**ASSIGNED TASK**
Starting at the line with "Parse this screenshot: output", repeat every line exactly until the records end, including the last one.

**RECORDS FOR THE TASK**
# # # # #

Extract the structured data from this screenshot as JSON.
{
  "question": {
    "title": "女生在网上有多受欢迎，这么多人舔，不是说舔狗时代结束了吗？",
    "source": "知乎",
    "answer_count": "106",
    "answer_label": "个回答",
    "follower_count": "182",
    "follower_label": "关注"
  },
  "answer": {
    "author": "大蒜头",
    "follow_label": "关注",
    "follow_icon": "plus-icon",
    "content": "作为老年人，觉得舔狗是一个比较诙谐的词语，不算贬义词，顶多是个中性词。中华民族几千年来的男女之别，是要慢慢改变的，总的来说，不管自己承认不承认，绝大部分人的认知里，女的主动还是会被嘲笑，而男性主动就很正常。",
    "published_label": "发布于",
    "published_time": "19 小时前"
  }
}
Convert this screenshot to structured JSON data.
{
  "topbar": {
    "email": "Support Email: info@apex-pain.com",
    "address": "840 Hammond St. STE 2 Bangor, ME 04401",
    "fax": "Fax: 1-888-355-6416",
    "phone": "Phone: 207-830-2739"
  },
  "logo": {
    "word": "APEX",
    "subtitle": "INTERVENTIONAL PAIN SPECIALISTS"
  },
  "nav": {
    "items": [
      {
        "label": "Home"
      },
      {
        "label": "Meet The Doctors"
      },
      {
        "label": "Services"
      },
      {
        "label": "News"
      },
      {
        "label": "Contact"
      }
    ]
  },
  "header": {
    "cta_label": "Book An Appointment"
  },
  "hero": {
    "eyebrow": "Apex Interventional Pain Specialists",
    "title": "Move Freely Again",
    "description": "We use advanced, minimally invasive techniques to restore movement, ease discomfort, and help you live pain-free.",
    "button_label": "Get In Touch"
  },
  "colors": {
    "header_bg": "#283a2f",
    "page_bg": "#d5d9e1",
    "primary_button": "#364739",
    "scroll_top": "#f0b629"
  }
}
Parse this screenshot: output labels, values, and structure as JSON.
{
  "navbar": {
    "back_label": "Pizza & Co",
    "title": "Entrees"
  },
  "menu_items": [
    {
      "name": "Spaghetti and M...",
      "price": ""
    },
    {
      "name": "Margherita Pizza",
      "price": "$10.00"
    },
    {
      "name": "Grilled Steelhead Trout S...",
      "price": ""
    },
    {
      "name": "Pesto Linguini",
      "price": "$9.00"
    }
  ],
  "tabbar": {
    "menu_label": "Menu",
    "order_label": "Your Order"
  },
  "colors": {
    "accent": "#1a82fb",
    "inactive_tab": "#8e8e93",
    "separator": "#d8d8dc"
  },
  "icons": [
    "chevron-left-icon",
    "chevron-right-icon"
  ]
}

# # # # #

**RESPONSE FOR THIS EXERCISE**
Parse this screenshot: output labels, values, and structure as JSON.
{
  "navbar": {
    "back_label": "Pizza & Co",
    "title": "Entrees"
  },
  "menu_items": [
    {
      "name": "Spaghetti and M...",
      "price": ""
    },
    {
      "name": "Margherita Pizza",
      "price": "$10.00"
    },
    {
      "name": "Grilled Steelhead Trout S...",
      "price": ""
    },
    {
      "name": "Pesto Linguini",
      "price": "$9.00"
    }
  ],
  "tabbar": {
    "menu_label": "Menu",
    "order_label": "Your Order"
  },
  "colors": {
    "accent": "#1a82fb",
    "inactive_tab": "#8e8e93",
    "separator": "#d8d8dc"
  },
  "icons": [
    "chevron-left-icon",
    "chevron-right-icon"
  ]
}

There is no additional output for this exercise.